# Why is the first cohomology group of a group $G$ with coefficients in $\mathbb Q/\mathbb Z$ the group $Hom(G,\mathbb Q/\mathbb Z)$?

I've been reading some notes on group cohomology and there are repeated mentions of the following:

For a group $G$, $H^1(G,\mathbb Q/\mathbb Z)=Hom(G,\mathbb Q/\mathbb Z)$. It may be very easy, but can anyone please point out to me why that is true? I also noted that the notes deals with finite groups $G$, but I think this may be true for all groups. The interpretation of first cohomology group I'm considering is the one discusses here: Interpretations of the first cohomology group. But I'm still missing the point why this is true.

• If $G$ acts trivially on $M$, then $H^1(G, M) = \operatorname{Hom}(G, M)$. The proof is just unwinding the construction of $H^*$. Feb 12, 2017 at 20:06
• I deleted my answer ($H^1=$ crossed homomorphisms / boundaries ), as it probably was not what you were looking for... Feb 12, 2017 at 20:25
• Sorry, I didn't see your answer, but I'd like to see an interpretation in terms of quotients of crossed homomorphisms. Why did you delete it? Feb 12, 2017 at 20:32

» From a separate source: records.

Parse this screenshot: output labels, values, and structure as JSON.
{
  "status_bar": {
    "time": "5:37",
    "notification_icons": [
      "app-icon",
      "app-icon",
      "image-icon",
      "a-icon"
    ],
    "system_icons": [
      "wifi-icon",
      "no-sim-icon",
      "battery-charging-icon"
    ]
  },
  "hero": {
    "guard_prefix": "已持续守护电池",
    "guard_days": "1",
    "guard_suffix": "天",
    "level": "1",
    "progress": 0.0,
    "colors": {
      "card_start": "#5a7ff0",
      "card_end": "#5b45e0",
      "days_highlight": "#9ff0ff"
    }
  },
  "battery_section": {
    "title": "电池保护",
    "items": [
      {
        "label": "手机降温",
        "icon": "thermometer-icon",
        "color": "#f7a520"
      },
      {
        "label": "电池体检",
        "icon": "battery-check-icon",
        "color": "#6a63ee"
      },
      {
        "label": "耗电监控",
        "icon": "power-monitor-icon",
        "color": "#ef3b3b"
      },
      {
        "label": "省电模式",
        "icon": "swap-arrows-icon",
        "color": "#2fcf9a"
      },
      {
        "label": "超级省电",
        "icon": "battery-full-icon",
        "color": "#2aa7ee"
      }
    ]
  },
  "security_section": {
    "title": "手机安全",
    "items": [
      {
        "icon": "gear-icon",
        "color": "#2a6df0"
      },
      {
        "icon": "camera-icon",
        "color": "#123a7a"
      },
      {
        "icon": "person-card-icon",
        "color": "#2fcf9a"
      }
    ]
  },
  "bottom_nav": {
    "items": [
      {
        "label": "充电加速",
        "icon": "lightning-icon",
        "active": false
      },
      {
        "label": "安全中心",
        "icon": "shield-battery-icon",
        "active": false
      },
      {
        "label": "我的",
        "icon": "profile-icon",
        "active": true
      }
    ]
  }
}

In general: If $A$ is a $G$- module then $$Z^1(G,A)=\{f:G\to A; f(xy)=xf(y)+f(x) \}$$ $$B^1(G,A)=\{f:G\to A; f(x)=xa-a; a\in A \}$$
Let $A$ be a trivial $G$- module(i.e: $ax=a;\forall a\in A, x \in G$), then $B^1(G,A)=\{f:G\to A; f(x)=0; a\in A \}=0$ and $Z^1(G,A)=Hom(G,A)$, because $xf(y)+f(x)=xya+xa=(xy+x)a=a=(xy)a=x(ya)=(xa)(ya)=f(x)f(y)\Rightarrow f(xy)=f(x)f(y)$
Write down the definition of a $1$-cocycle: $$f(\sigma \tau) = \sigma f(\tau) + f(\sigma).$$ As the action of $G$ on $\mathbb Q/ \mathbb Z$ is trivial, the above means that a $1$-cocycle is exactly a homomorphism: $$f(\sigma \tau) = f(\tau) + f(\sigma).$$ Similarly, co-boundaries are identically equal to $0$.